[Start of section]

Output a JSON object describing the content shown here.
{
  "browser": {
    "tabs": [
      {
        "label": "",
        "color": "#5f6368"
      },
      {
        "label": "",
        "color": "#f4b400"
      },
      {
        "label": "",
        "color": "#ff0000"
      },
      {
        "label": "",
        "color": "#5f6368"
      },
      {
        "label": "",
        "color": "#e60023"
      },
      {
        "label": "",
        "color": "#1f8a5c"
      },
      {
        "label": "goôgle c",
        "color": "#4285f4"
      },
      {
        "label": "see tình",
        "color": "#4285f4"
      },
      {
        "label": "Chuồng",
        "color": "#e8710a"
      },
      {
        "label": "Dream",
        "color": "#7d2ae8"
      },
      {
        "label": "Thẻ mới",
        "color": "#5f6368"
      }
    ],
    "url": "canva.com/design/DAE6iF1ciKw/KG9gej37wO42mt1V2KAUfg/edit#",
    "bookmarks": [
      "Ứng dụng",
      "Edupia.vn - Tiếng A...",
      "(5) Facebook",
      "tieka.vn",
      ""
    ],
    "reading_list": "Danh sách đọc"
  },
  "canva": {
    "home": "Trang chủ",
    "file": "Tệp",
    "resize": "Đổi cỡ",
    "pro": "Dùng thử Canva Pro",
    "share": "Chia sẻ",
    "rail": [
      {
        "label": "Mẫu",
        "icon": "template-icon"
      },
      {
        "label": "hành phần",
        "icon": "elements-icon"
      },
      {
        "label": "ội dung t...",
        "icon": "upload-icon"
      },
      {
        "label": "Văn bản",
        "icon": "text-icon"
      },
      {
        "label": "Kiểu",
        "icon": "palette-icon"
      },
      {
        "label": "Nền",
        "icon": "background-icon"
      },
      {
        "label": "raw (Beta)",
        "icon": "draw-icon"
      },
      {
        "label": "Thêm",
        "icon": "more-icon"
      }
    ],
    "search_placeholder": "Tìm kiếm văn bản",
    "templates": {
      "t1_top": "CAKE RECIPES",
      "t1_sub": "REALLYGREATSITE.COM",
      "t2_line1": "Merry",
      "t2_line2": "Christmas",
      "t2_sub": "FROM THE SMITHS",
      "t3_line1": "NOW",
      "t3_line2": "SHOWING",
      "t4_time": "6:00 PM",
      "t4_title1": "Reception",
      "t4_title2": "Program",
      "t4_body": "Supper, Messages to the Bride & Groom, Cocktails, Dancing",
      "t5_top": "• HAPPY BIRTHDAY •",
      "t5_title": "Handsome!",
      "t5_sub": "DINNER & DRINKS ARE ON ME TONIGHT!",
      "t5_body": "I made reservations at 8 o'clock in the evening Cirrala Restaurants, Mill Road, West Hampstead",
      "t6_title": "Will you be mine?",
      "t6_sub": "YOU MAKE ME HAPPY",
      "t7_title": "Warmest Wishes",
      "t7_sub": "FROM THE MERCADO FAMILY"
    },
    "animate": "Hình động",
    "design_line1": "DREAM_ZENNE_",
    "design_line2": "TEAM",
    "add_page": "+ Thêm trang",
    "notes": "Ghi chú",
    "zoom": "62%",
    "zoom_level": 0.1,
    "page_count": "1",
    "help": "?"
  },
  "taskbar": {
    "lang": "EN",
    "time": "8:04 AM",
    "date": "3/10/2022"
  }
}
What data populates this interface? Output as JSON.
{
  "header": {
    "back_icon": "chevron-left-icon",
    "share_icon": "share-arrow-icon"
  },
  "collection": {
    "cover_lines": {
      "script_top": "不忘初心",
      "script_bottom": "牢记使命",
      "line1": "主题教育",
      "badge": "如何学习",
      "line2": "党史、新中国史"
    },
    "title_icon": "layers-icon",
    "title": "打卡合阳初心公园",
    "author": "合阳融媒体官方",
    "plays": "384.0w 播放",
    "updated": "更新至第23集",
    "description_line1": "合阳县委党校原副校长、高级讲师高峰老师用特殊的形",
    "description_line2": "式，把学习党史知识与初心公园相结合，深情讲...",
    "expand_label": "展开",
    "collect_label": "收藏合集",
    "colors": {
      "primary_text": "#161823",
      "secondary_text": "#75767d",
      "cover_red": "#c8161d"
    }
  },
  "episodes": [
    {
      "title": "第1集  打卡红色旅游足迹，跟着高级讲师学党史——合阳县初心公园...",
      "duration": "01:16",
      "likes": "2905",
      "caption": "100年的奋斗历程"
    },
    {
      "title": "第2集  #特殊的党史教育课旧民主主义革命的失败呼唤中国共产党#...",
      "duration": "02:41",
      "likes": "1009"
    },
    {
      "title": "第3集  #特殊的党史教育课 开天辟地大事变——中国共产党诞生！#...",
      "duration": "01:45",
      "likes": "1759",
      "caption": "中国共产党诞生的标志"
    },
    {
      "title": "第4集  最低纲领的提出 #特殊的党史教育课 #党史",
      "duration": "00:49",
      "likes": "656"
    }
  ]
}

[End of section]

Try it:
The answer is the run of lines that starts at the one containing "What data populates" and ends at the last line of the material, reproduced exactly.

Written solution:
What data populates this interface? Output as JSON.
{
  "header": {
    "back_icon": "chevron-left-icon",
    "share_icon": "share-arrow-icon"
  },
  "collection": {
    "cover_lines": {
      "script_top": "不忘初心",
      "script_bottom": "牢记使命",
      "line1": "主题教育",
      "badge": "如何学习",
      "line2": "党史、新中国史"
    },
    "title_icon": "layers-icon",
    "title": "打卡合阳初心公园",
    "author": "合阳融媒体官方",
    "plays": "384.0w 播放",
    "updated": "更新至第23集",
    "description_line1": "合阳县委党校原副校长、高级讲师高峰老师用特殊的形",
    "description_line2": "式，把学习党史知识与初心公园相结合，深情讲...",
    "expand_label": "展开",
    "collect_label": "收藏合集",
    "colors": {
      "primary_text": "#161823",
      "secondary_text": "#75767d",
      "cover_red": "#c8161d"
    }
  },
  "episodes": [
    {
      "title": "第1集  打卡红色旅游足迹，跟着高级讲师学党史——合阳县初心公园...",
      "duration": "01:16",
      "likes": "2905",
      "caption": "100年的奋斗历程"
    },
    {
      "title": "第2集  #特殊的党史教育课旧民主主义革命的失败呼唤中国共产党#...",
      "duration": "02:41",
      "likes": "1009"
    },
    {
      "title": "第3集  #特殊的党史教育课 开天辟地大事变——中国共产党诞生！#...",
      "duration": "01:45",
      "likes": "1759",
      "caption": "中国共产党诞生的标志"
    },
    {
      "title": "第4集  最低纲领的提出 #特殊的党史教育课 #党史",
      "duration": "00:49",
      "likes": "656"
    }
  ]
}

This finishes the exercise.